Off the field – Joe began to lose his sight in his senior year of high school to Leber’s Hereditary Optical Neuropathy. Like a hitter taking a called third strike, he quickly accepted it and never slowed down. Instead, he just figured it out. He was accepted to and attended Harvard University the following year and he graduated in 2014 with a degree in Computer Science. Never letting anything slow him down he plans to wed his high school sweetheart in the spring of 2017. For more info on Mac, check out this amazing article in the Boston Globe from 2014
On the field – Larry joined the team in 2006 and at that time had zero confidence in his ability to play the sport. He had no idea how to swing a bat but he loved to run. He did not let that bother him. He worked and he learned. We helped simplify his approach and the rest is history. He is now the all time leader in Renegade history in runs scored with 233 (only player in history that has eclipsed 200) and he is 5th all-time with a career .431 Batting Average
Off the field – Larry lost his sight as a kid. He competed in the Maryland area at track as part of the school for the blind. But what makes Larry’s story amazing is his mobility. Larry has a passion for public transportation. In fact, when the team travels, he often times spends his nights taking a tour of the city in his own. YES! On his own. He does not let his lack of vision stop him. He wears a gps around his neck and off he goes. Larry has traveled the world by himself to far off places like Japan. His knowledge of public transportation is so amazing that he helps our new players learn how to ride the train and the bus. He even can pretty much help anyone quickly figure out how to get from point a to point b using the subway and busses with just his memory. For more about Larry, check him out on Chronicle in 2012
On the field – Aqil had never played baseball before. The closest he had come was playing cricket as a kid in Pakistan. In a short time, he became a steady presence on the Renegade roster and during the first few years of his career, he led the team in games played and was one of the hardest players to strike out (he ranks as the 6th toughest player to strike out in team history at 19.7%). Aqil is 100% self made as we have taught him everything he knows including how to run which was difficult since had never run before playing with the team. While attending Harvard, he had a two bedroom apartment. One of those rooms was dedicated to his beepball swing which after tens of thousands of practice swings he had crafted one of the most repeatable swings on the team.
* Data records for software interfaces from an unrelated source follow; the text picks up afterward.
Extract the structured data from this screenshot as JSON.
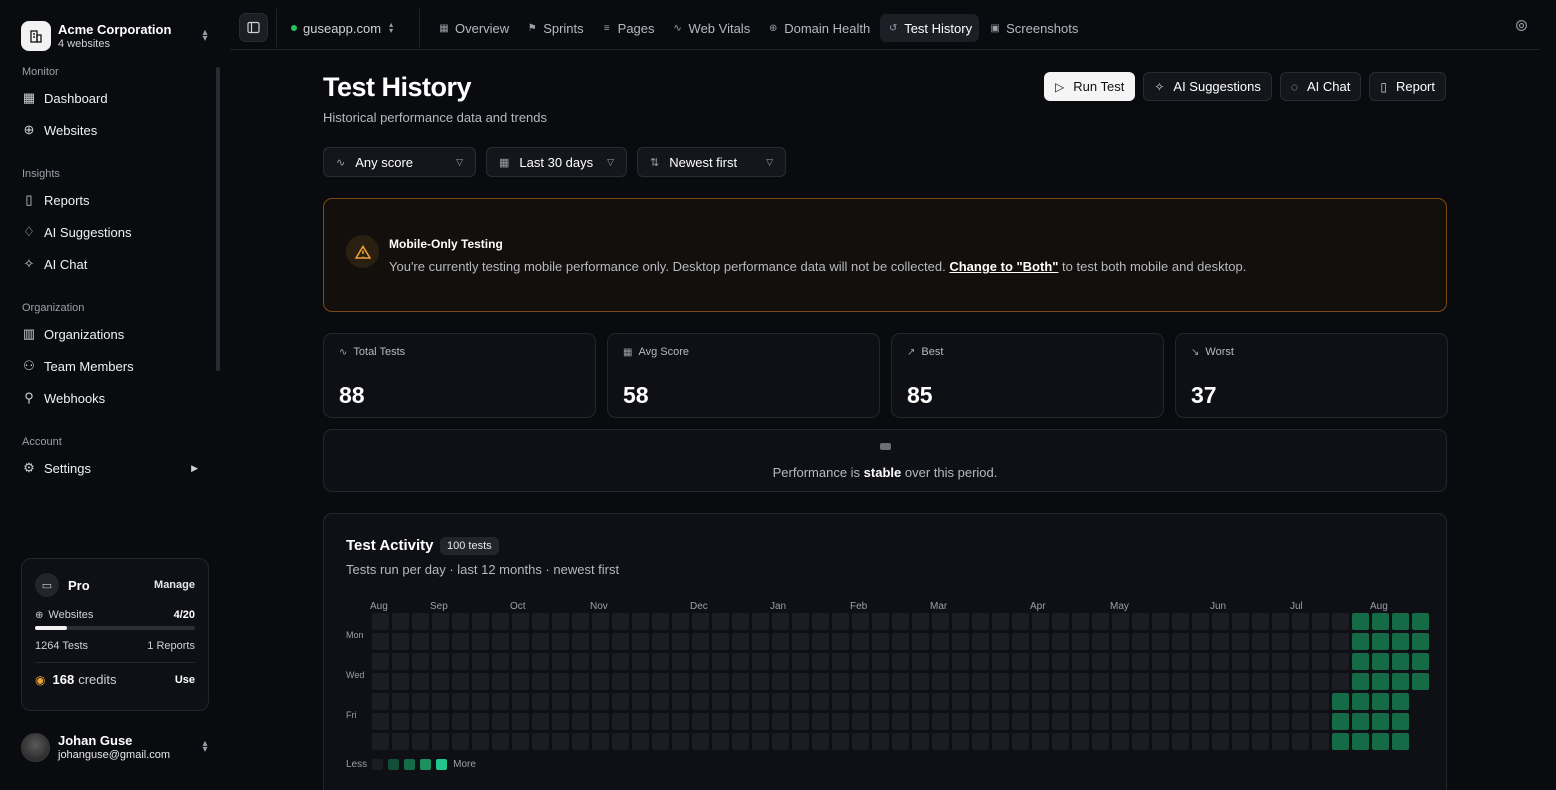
{
  "org": {
    "name": "Acme Corporation",
    "sub": "4 websites"
  },
  "sidebar": {
    "sections": [
      {
        "title": "Monitor",
        "items": [
          {
            "label": "Dashboard",
            "icon": "grid-icon"
          },
          {
            "label": "Websites",
            "icon": "globe-icon"
          }
        ]
      },
      {
        "title": "Insights",
        "items": [
          {
            "label": "Reports",
            "icon": "file-icon"
          },
          {
            "label": "AI Suggestions",
            "icon": "lightbulb-icon"
          },
          {
            "label": "AI Chat",
            "icon": "sparkle-icon"
          }
        ]
      },
      {
        "title": "Organization",
        "items": [
          {
            "label": "Organizations",
            "icon": "building-icon"
          },
          {
            "label": "Team Members",
            "icon": "users-icon"
          },
          {
            "label": "Webhooks",
            "icon": "webhook-icon"
          }
        ]
      },
      {
        "title": "Account",
        "items": [
          {
            "label": "Settings",
            "icon": "gear-icon"
          }
        ]
      }
    ]
  },
  "plan": {
    "name": "Pro",
    "manage": "Manage",
    "websites_label": "Websites",
    "websites_value": "4/20",
    "websites_fraction": 0.2,
    "tests": "1264 Tests",
    "reports": "1 Reports",
    "credits_value": "168",
    "credits_label": "credits",
    "use": "Use"
  },
  "user": {
    "name": "Johan Guse",
    "email": "johanguse@gmail.com"
  },
  "topbar": {
    "site": "guseapp.com",
    "tabs": [
      {
        "label": "Overview",
        "icon": "grid-icon",
        "active": false
      },
      {
        "label": "Sprints",
        "icon": "flag-icon",
        "active": false
      },
      {
        "label": "Pages",
        "icon": "list-icon",
        "active": false
      },
      {
        "label": "Web Vitals",
        "icon": "pulse-icon",
        "active": false
      },
      {
        "label": "Domain Health",
        "icon": "globe-icon",
        "active": false
      },
      {
        "label": "Test History",
        "icon": "history-icon",
        "active": true
      },
      {
        "label": "Screenshots",
        "icon": "image-icon",
        "active": false
      }
    ]
  },
  "page": {
    "title": "Test History",
    "subtitle": "Historical performance data and trends"
  },
  "actions": {
    "run_test": "Run Test",
    "ai_suggestions": "AI Suggestions",
    "ai_chat": "AI Chat",
    "report": "Report"
  },
  "filters": {
    "score": "Any score",
    "range": "Last 30 days",
    "sort": "Newest first"
  },
  "warning": {
    "title": "Mobile-Only Testing",
    "text_before": "You're currently testing mobile performance only. Desktop performance data will not be collected. ",
    "link": "Change to \"Both\"",
    "text_after": " to test both mobile and desktop."
  },
  "stats": [
    {
      "label": "Total Tests",
      "value": "88",
      "icon": "pulse-icon"
    },
    {
      "label": "Avg Score",
      "value": "58",
      "icon": "grid-icon"
    },
    {
      "label": "Best",
      "value": "85",
      "icon": "trend-up-icon"
    },
    {
      "label": "Worst",
      "value": "37",
      "icon": "trend-down-icon"
    }
  ],
  "trend": {
    "before": "Performance is ",
    "word": "stable",
    "after": " over this period."
  },
  "activity": {
    "title": "Test Activity",
    "badge": "100 tests",
    "subtitle": "Tests run per day · last 12 months · newest first",
    "months": [
      "Aug",
      "Sep",
      "Oct",
      "Nov",
      "Dec",
      "Jan",
      "Feb",
      "Mar",
      "Apr",
      "May",
      "Jun",
      "Jul",
      "Aug"
    ],
    "month_week_index": [
      0,
      3,
      7,
      11,
      16,
      20,
      24,
      28,
      33,
      37,
      42,
      46,
      50
    ],
    "day_labels": [
      "Mon",
      "Wed",
      "Fri"
    ],
    "weeks": 53,
    "active_week_start": 49,
    "legend_less": "Less",
    "legend_more": "More",
    "colors": {
      "empty": "#1b1d22",
      "l1": "#134e36",
      "l2": "#166b47",
      "l3": "#1e8f5e",
      "l4": "#22c58a"
    }
  }
}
Off the field – Aqil has no sight and has not had any since he was a teenager in Pakistan. That has never stopped him. In fact, in 2014, he graduated Harvard university with his PHD in theoretical particle physics. That topic is hard enough for most people but Aqil had to learn how to do all of these equations without the use of sight. He is currently working at Perkins school for the blind on a project to help blind people do math while he ponders his next scientific achievement. for more about Aqil, check out a page we created for him with many of his articles